  • Jake says:

    I *love* your rant and rave columns…each one makes me think, laugh and despise the corporate industry!

    I must say though…who would want to take a weight loss drug when there’s the “whole 30”? I say that, but I meet a lot of friends who want a quick fix, and have the standard mindset that everything is fixed with pills, shots, quick purges, and can’t put the time in. DRIVES ME CRAZY!

    • Mel says:

      Sigh. Me, too. It makes me sad, also. So many people working so hard to get their bodies right and getting such bad advice in most places.

    • Shannon says:

      The saddest part is the drug doesn’t even work that well. Stories I read said patients lost under 10 pounds. All that risk for 10 pounds! I wish there was a way for Paleo or Whole 30 to be approved in the same way so this way of eating could get the same high-profile news coverage. 10 pounds is chump change on a Whole 30 for an obese person on a standard diet. Trust me, I know!

  • Ms Jane says:

    Yes girls like meat too! My hubby is vegetarian and when they bring the food out in a restaurant they ALWAYS try to give me his vego meal. I just growl “mine’s the t-bone thanks”.

    • Mel says:

      HA! That used to happen to a friend of mine all the time, and she would look at the waiter and say, “Why are you giving me food’s food?!”

  • Erin says:

    The haircut audio was hysterical…I’d seen it a few days ago and shared it with my family who roared with laughter.

    As for the new “diet drug”, my husband and I were driving together when we heard the news on the radio…we were appalled (but, yes, we’re old enough to remember Phen Fen)…can’t believe people are willing to risk brain damage and tumors rather than eat Real Food.

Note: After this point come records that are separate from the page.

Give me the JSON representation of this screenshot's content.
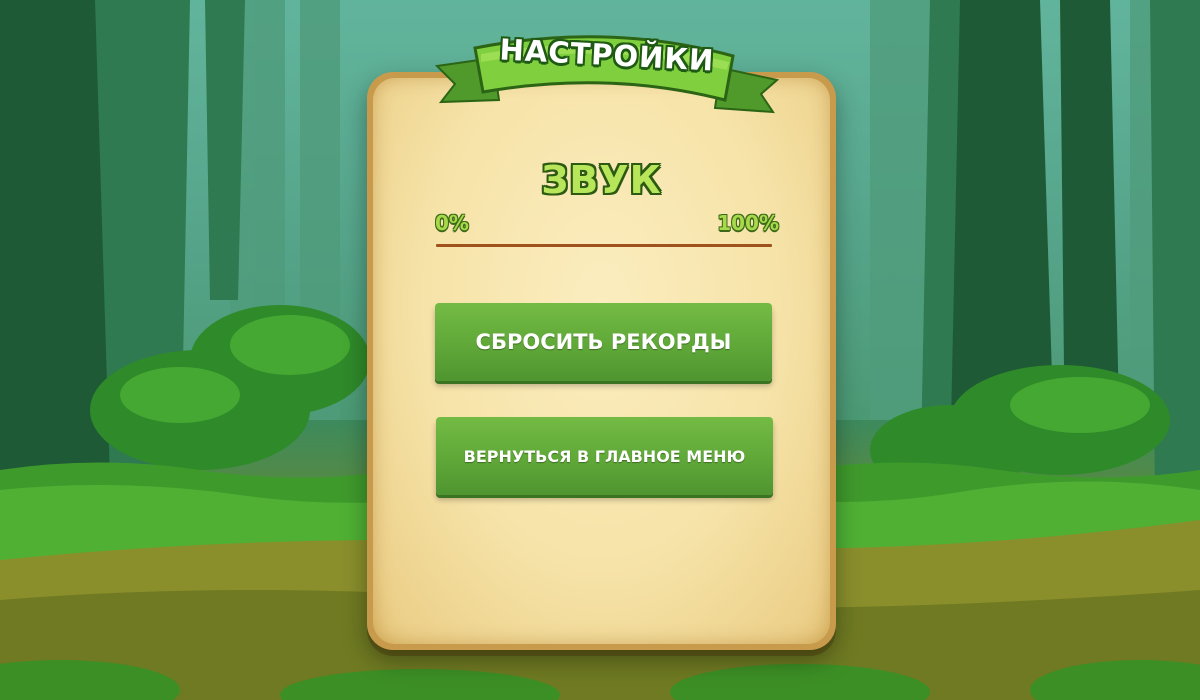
{
  "screen": {
    "ribbon_title": "НАСТРОЙКИ",
    "sound": {
      "title": "ЗВУК",
      "min_label": "0%",
      "max_label": "100%",
      "volume_fraction": 1.0
    },
    "buttons": {
      "reset_records": "СБРОСИТЬ РЕКОРДЫ",
      "back_to_menu": "ВЕРНУТЬСЯ В ГЛАВНОЕ МЕНЮ"
    }
  },
  "colors": {
    "button_green": "#5fa838",
    "title_green": "#b7e65a",
    "parchment": "#f6e3a8",
    "slider_brown": "#a0521c"
  }
}
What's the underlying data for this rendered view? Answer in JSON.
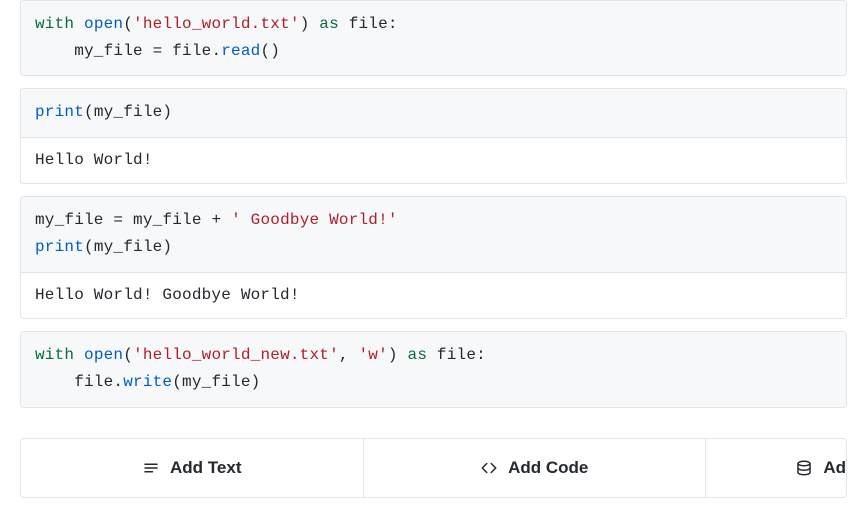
{
  "cells": [
    {
      "tokens": [
        [
          {
            "t": "with ",
            "c": "kw"
          },
          {
            "t": "open",
            "c": "builtin"
          },
          {
            "t": "(",
            "c": "id"
          },
          {
            "t": "'hello_world.txt'",
            "c": "str"
          },
          {
            "t": ") ",
            "c": "id"
          },
          {
            "t": "as",
            "c": "kw"
          },
          {
            "t": " file:",
            "c": "id"
          }
        ],
        [
          {
            "t": "    my_file ",
            "c": "id"
          },
          {
            "t": "=",
            "c": "id"
          },
          {
            "t": " file.",
            "c": "id"
          },
          {
            "t": "read",
            "c": "attr"
          },
          {
            "t": "()",
            "c": "id"
          }
        ]
      ],
      "output": null
    },
    {
      "tokens": [
        [
          {
            "t": "print",
            "c": "builtin"
          },
          {
            "t": "(my_file)",
            "c": "id"
          }
        ]
      ],
      "output": "Hello World!"
    },
    {
      "tokens": [
        [
          {
            "t": "my_file ",
            "c": "id"
          },
          {
            "t": "=",
            "c": "id"
          },
          {
            "t": " my_file ",
            "c": "id"
          },
          {
            "t": "+",
            "c": "id"
          },
          {
            "t": " ",
            "c": "id"
          },
          {
            "t": "' Goodbye World!'",
            "c": "str"
          }
        ],
        [
          {
            "t": "print",
            "c": "builtin"
          },
          {
            "t": "(my_file)",
            "c": "id"
          }
        ]
      ],
      "output": "Hello World! Goodbye World!"
    },
    {
      "tokens": [
        [
          {
            "t": "with ",
            "c": "kw"
          },
          {
            "t": "open",
            "c": "builtin"
          },
          {
            "t": "(",
            "c": "id"
          },
          {
            "t": "'hello_world_new.txt'",
            "c": "str"
          },
          {
            "t": ", ",
            "c": "id"
          },
          {
            "t": "'w'",
            "c": "str"
          },
          {
            "t": ") ",
            "c": "id"
          },
          {
            "t": "as",
            "c": "kw"
          },
          {
            "t": " file:",
            "c": "id"
          }
        ],
        [
          {
            "t": "    file.",
            "c": "id"
          },
          {
            "t": "write",
            "c": "attr"
          },
          {
            "t": "(my_file)",
            "c": "id"
          }
        ]
      ],
      "output": null
    }
  ],
  "toolbar": {
    "add_text": "Add Text",
    "add_code": "Add Code",
    "add_other": "Ad"
  }
}
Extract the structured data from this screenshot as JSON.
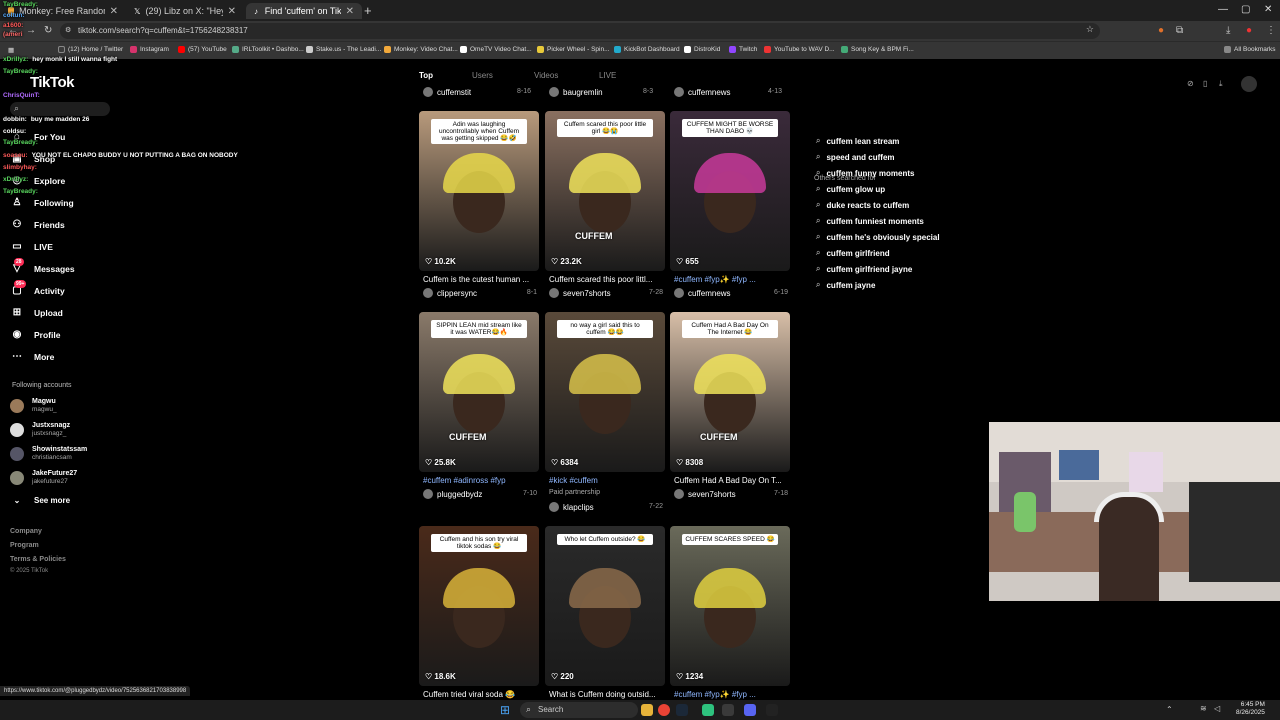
{
  "browser": {
    "tabs": [
      {
        "label": "Monkey: Free Random Video C",
        "active": false,
        "favicon_color": "#f2a93b"
      },
      {
        "label": "(29) Libz on X: \"Heyy cuffem i\"",
        "active": false,
        "favicon_color": "#ffffff"
      },
      {
        "label": "Find 'cuffem' on TikTok | TikTo",
        "active": true,
        "favicon_color": "#ffffff"
      }
    ],
    "url": "tiktok.com/search?q=cuffem&t=1756248238317",
    "bookmarks": [
      "(12) Home / Twitter",
      "Instagram",
      "(57) YouTube",
      "IRLToolkit • Dashbo...",
      "Stake.us - The Leadi...",
      "Monkey: Video Chat...",
      "OmeTV Video Chat...",
      "Picker Wheel - Spin...",
      "KickBot Dashboard",
      "DistroKid",
      "Twitch",
      "YouTube to WAV D...",
      "Song Key & BPM Fi..."
    ],
    "all_bookmarks": "All Bookmarks",
    "status_url": "https://www.tiktok.com/@pluggedbydz/video/7525636821703838998"
  },
  "sidebar": {
    "logo": "TikTok",
    "nav": [
      {
        "label": "For You",
        "icon": "home-icon"
      },
      {
        "label": "Shop",
        "icon": "shop-icon"
      },
      {
        "label": "Explore",
        "icon": "compass-icon"
      },
      {
        "label": "Following",
        "icon": "following-icon"
      },
      {
        "label": "Friends",
        "icon": "friends-icon"
      },
      {
        "label": "LIVE",
        "icon": "live-icon"
      },
      {
        "label": "Messages",
        "icon": "messages-icon",
        "badge": "28"
      },
      {
        "label": "Activity",
        "icon": "activity-icon",
        "badge": "99+"
      },
      {
        "label": "Upload",
        "icon": "upload-icon"
      },
      {
        "label": "Profile",
        "icon": "profile-icon"
      },
      {
        "label": "More",
        "icon": "more-icon"
      }
    ],
    "following_header": "Following accounts",
    "accounts": [
      {
        "name": "Magwu",
        "handle": "magwu_"
      },
      {
        "name": "Justxsnagz",
        "handle": "justxsnagz_"
      },
      {
        "name": "Showinstatssam",
        "handle": "christiancsam"
      },
      {
        "name": "JakeFuture27",
        "handle": "jakefuture27"
      }
    ],
    "see_more": "See more",
    "footer": [
      "Company",
      "Program",
      "Terms & Policies",
      "© 2025 TikTok"
    ]
  },
  "chat": [
    {
      "user": "TayBready:",
      "msg": "",
      "color": "#59d65e"
    },
    {
      "user": "coltun:",
      "msg": "",
      "color": "#57a9ff"
    },
    {
      "user": "a1600:",
      "msg": "",
      "color": "#ff5a5a"
    },
    {
      "user": "(ameri",
      "msg": "",
      "color": "#ff6a6a"
    },
    {
      "user": "xDrillyz:",
      "msg": "hey monk I still wanna fight",
      "color": "#59d65e"
    },
    {
      "user": "TayBready:",
      "msg": "",
      "color": "#59d65e"
    },
    {
      "user": "ChrisQuinT:",
      "msg": "",
      "color": "#b16bff"
    },
    {
      "user": "dobbin:",
      "msg": "buy me madden 26",
      "color": "#ffffff"
    },
    {
      "user": "coldsu:",
      "msg": "",
      "color": "#ffffff"
    },
    {
      "user": "TayBready:",
      "msg": "",
      "color": "#59d65e"
    },
    {
      "user": "soaseu:",
      "msg": "YOU NOT EL CHAPO BUDDY U NOT PUTTING A BAG ON NOBODY",
      "color": "#ff5a5a"
    },
    {
      "user": "slimbyhay:",
      "msg": "",
      "color": "#ff5a5a"
    },
    {
      "user": "xDrillyz:",
      "msg": "",
      "color": "#59d65e"
    },
    {
      "user": "TayBready:",
      "msg": "",
      "color": "#59d65e"
    }
  ],
  "search_tabs": [
    "Top",
    "Users",
    "Videos",
    "LIVE"
  ],
  "videos": [
    {
      "author": "cuffemstit",
      "date": "8-16"
    },
    {
      "author": "baugremlin",
      "date": "8-3"
    },
    {
      "author": "cuffemnews",
      "date": "4-13"
    },
    {
      "views": "10.2K",
      "title": "Cuffem is the cutest human ...",
      "author": "clippersync",
      "date": "8-1",
      "caption": "Adin was laughing uncontrollably when Cuffem was getting skipped 😂🤣",
      "bg": "#b89a7c",
      "accent": "#e8d84a"
    },
    {
      "views": "23.2K",
      "title": "Cuffem scared this poor littl...",
      "author": "seven7shorts",
      "date": "7-28",
      "caption": "Cuffem scared this poor little girl 😂😭",
      "brand": "CUFFEM",
      "bg": "#8a7060",
      "accent": "#f0e35a"
    },
    {
      "views": "655",
      "title": "#cuffem #fyp✨ #fyp ...",
      "author": "cuffemnews",
      "date": "6-19",
      "caption": "CUFFEM MIGHT BE WORSE THAN DABO 💀",
      "bg": "#3a2a3a",
      "accent": "#c83a9a"
    },
    {
      "views": "25.8K",
      "title": "#cuffem #adinross #fyp",
      "author": "pluggedbydz",
      "date": "7-10",
      "caption": "SIPPIN LEAN mid stream like it was WATER😂🔥",
      "brand": "CUFFEM",
      "bg": "#8a7a6a",
      "accent": "#f0e35a"
    },
    {
      "views": "6384",
      "title": "#kick #cuffem",
      "author": "klapclips",
      "date": "7-22",
      "partner": "Paid partnership",
      "caption": "no way a girl said this to cuffem 😂😂",
      "bg": "#5a4a3a",
      "accent": "#d8c24a"
    },
    {
      "views": "8308",
      "title": "Cuffem Had A Bad Day On T...",
      "author": "seven7shorts",
      "date": "7-18",
      "caption": "Cuffem Had A Bad Day On The Internet 😂",
      "brand": "CUFFEM",
      "bg": "#d8bfa8",
      "accent": "#f0e35a"
    },
    {
      "views": "18.6K",
      "title": "Cuffem tried viral soda 😂",
      "caption": "Cuffem and his son try viral tiktok sodas 😂",
      "bg": "#4a2a1a",
      "accent": "#d8b33a"
    },
    {
      "views": "220",
      "title": "What is Cuffem doing outsid...",
      "caption": "Who let Cuffem outside? 😂",
      "bg": "#2a2a2a",
      "accent": "#8a6a4a"
    },
    {
      "views": "1234",
      "title": "#cuffem #fyp✨ #fyp ...",
      "caption": "CUFFEM SCARES SPEED 😂",
      "bg": "#6a6a5a",
      "accent": "#e0d040"
    }
  ],
  "others_searched": {
    "header": "Others searched for",
    "items": [
      "cuffem lean stream",
      "speed and cuffem",
      "cuffem funny moments",
      "cuffem glow up",
      "duke reacts to cuffem",
      "cuffem funniest moments",
      "cuffem he's obviously special",
      "cuffem girlfriend",
      "cuffem girlfriend jayne",
      "cuffem jayne"
    ]
  },
  "taskbar": {
    "search": "Search",
    "time": "6:45 PM",
    "date": "8/26/2025"
  }
}
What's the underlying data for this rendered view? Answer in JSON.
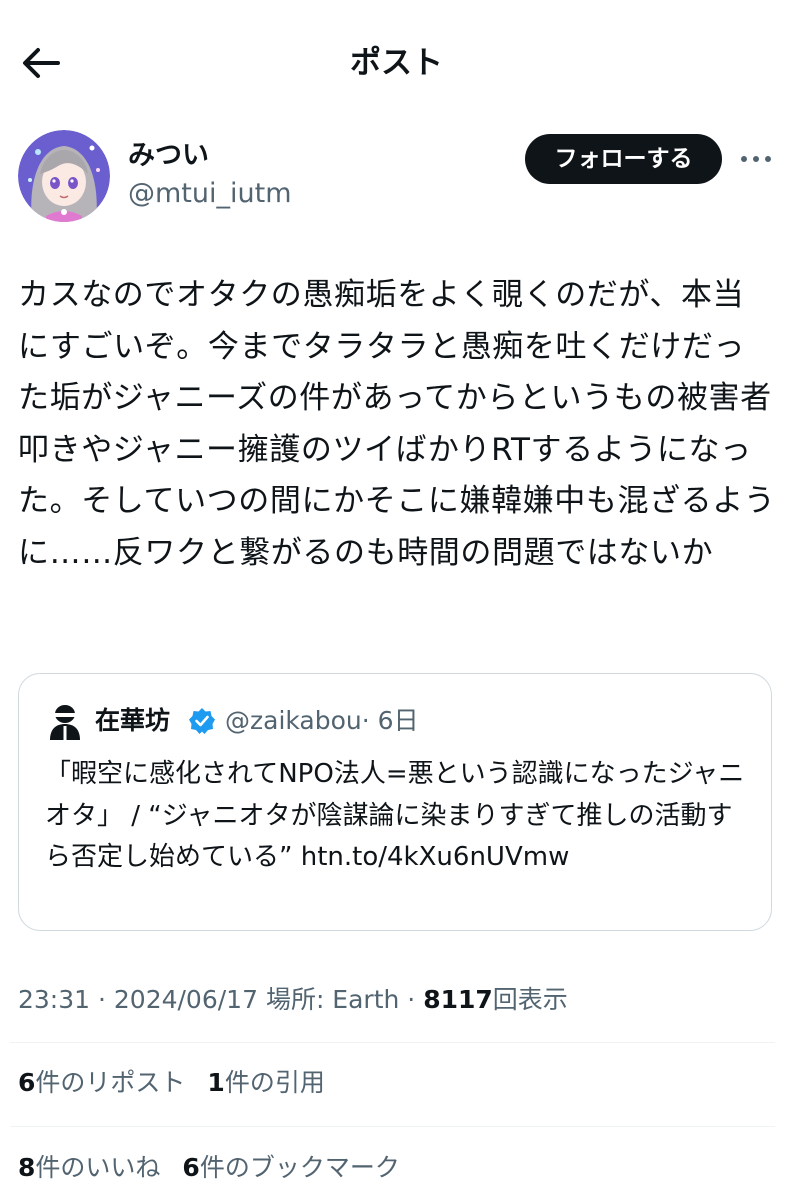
{
  "header": {
    "title": "ポスト",
    "back_icon": "arrow-left-icon"
  },
  "author": {
    "display_name": "みつい",
    "handle": "@mtui_iutm",
    "follow_label": "フォローする",
    "more_icon": "more-horizontal-icon"
  },
  "post": {
    "text": "カスなのでオタクの愚痴垢をよく覗くのだが、本当にすごいぞ。今までタラタラと愚痴を吐くだけだった垢がジャニーズの件があってからというもの被害者叩きやジャニー擁護のツイばかりRTするようになった。そしていつの間にかそこに嫌韓嫌中も混ざるように……反ワクと繋がるのも時間の問題ではないか"
  },
  "quote": {
    "name": "在華坊",
    "handle": "@zaikabou",
    "time": "· 6日",
    "verified_icon": "verified-badge-icon",
    "text": "「暇空に感化されてNPO法人=悪という認識になったジャニオタ」 / “ジャニオタが陰謀論に染まりすぎて推しの活動すら否定し始めている” htn.to/4kXu6nUVmw"
  },
  "meta": {
    "time": "23:31",
    "sep1": " · ",
    "date": "2024/06/17",
    "location_label": "場所: Earth",
    "sep2": " · ",
    "views_count": "8117",
    "views_label": "回表示"
  },
  "stats": {
    "reposts_count": "6",
    "reposts_label": "件のリポスト",
    "quotes_count": "1",
    "quotes_label": "件の引用",
    "likes_count": "8",
    "likes_label": "件のいいね",
    "bookmarks_count": "6",
    "bookmarks_label": "件のブックマーク"
  },
  "colors": {
    "text": "#0f1419",
    "secondary": "#536471",
    "border": "#cfd9de",
    "verified": "#1d9bf0"
  }
}
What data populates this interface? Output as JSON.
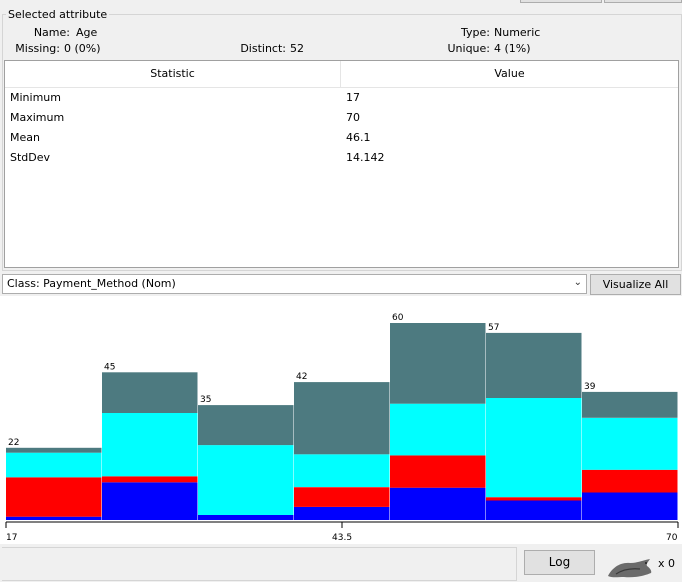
{
  "selected_attribute": {
    "legend": "Selected attribute",
    "name_label": "Name:",
    "name_value": "Age",
    "missing_label": "Missing:",
    "missing_value": "0 (0%)",
    "distinct_label": "Distinct:",
    "distinct_value": "52",
    "type_label": "Type:",
    "type_value": "Numeric",
    "unique_label": "Unique:",
    "unique_value": "4 (1%)"
  },
  "stats_table": {
    "columns": [
      "Statistic",
      "Value"
    ],
    "rows": [
      [
        "Minimum",
        "17"
      ],
      [
        "Maximum",
        "70"
      ],
      [
        "Mean",
        "46.1"
      ],
      [
        "StdDev",
        "14.142"
      ]
    ]
  },
  "class_selector": {
    "value": "Class: Payment_Method (Nom)"
  },
  "buttons": {
    "visualize_all": "Visualize All",
    "log": "Log"
  },
  "status": {
    "x_count": "x 0"
  },
  "colors": {
    "class_1": "#0000ff",
    "class_2": "#ff0000",
    "class_3": "#00ffff",
    "class_4": "#4d7a80"
  },
  "chart_data": {
    "type": "bar",
    "stacked": true,
    "x_ticks": [
      "17",
      "43.5",
      "70"
    ],
    "bin_totals": [
      22,
      45,
      35,
      42,
      60,
      57,
      39
    ],
    "series": [
      {
        "color": "#0000ff",
        "values": [
          2,
          25,
          3,
          8,
          20,
          12,
          17
        ]
      },
      {
        "color": "#ff0000",
        "values": [
          24,
          4,
          0,
          12,
          20,
          2,
          14
        ]
      },
      {
        "color": "#00ffff",
        "values": [
          15,
          42,
          42,
          20,
          32,
          61,
          32
        ]
      },
      {
        "color": "#4d7a80",
        "values": [
          3,
          27,
          24,
          44,
          50,
          40,
          16
        ]
      }
    ],
    "bin_labels": [
      "22",
      "45",
      "35",
      "42",
      "60",
      "57",
      "39"
    ]
  }
}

  • Jenny says:

    I just recently found your blog and I love it and this post especially proud support of love.

  • Laurie D. says:

    Thankfully, my sisters and I only cut Barbie doll hair. That was a hilarious piece!

  • Amber says:

    I just read the NYT article… why did it make your head explode? I thought it was very well-balanced. With so much extremism out there in terms of this-diet-not-that-diet, I thought they did a good job of letting the experts say that healthy is what matters, regardless of whether you eat meat. I’m curious why you had such an adverse reaction to it?

    • Jen L. says:

      I agree. I thought this article was a balanced way to present the diet and it answers some critical questions asked by people interested in it. I’ve not seen similar articles in NYT for paleo…the only ones I have seen glorify young 20 something buff males with sides of beef in their freezer and present the diet as quirky, as a sort of glamorized “urban caveman” lifestyle.

      In my opinion, any diet that gets people to cut out industrial meat, deep fried food, and junk is beneficial, be it paleo, vegan, or whatever. It’s up to the consumer to not blindly follow some internet site or diet rules, but listen to their body, think critically, and go with what works.

      • Mel says:

        I agree that the coverage of paleo is usually annoyingly “look at the cavemen with their ‘barefoot’ shoes and piles of meat”… I guess the “head exploding” comes in because I truly believe that people are meant to eat animal protein. The NYTimes has such a loud, strong, far-reaching platform, I wish that veganism hadn’t gotten such a positive spin in the piece. I agree that it seems to be working for the people quoted in the article — but I also wonder how much BETTER they might feel if they followed more of a paleo template. My bias is showing in my writing above, but I feel pretty strongly about it.

        • Amber says:

          Ah, okay, I didn’t realize you felt so strongly against vegan diets. That would explain your reaction perfectly, as the article does point out that some athletes not only survive but seem to thrive on a vegan diet (Scott Jurek in particular). Thank you for explaining!